- Task details
In the entries below, how many lines hold the string "name"? Give only the number.

- Records to use
= Beginning of Section =
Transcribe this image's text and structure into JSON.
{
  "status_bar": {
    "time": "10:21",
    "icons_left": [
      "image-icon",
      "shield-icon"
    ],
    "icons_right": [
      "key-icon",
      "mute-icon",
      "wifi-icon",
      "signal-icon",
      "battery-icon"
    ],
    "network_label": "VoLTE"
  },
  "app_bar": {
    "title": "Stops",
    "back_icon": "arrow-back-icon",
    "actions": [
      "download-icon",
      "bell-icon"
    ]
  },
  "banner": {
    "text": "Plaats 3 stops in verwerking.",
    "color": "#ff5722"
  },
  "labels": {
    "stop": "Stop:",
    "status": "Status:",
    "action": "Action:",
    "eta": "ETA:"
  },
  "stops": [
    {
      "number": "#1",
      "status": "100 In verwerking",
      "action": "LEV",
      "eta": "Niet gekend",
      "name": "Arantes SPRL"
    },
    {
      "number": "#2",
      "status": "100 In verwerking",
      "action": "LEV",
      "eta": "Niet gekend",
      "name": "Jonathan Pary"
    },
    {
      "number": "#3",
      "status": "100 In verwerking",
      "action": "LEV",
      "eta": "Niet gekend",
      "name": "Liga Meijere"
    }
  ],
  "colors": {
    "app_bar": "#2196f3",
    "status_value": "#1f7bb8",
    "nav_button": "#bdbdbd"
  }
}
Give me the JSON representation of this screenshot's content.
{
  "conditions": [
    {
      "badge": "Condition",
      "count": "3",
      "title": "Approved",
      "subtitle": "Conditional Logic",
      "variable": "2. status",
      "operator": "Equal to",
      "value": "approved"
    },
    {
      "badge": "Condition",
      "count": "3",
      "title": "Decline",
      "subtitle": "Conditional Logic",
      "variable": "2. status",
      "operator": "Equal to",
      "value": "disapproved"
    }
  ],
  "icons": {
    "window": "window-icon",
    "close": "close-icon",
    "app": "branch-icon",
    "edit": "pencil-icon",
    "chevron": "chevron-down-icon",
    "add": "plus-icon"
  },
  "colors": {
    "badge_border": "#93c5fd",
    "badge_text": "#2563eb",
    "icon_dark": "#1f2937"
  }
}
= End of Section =
- The answer
3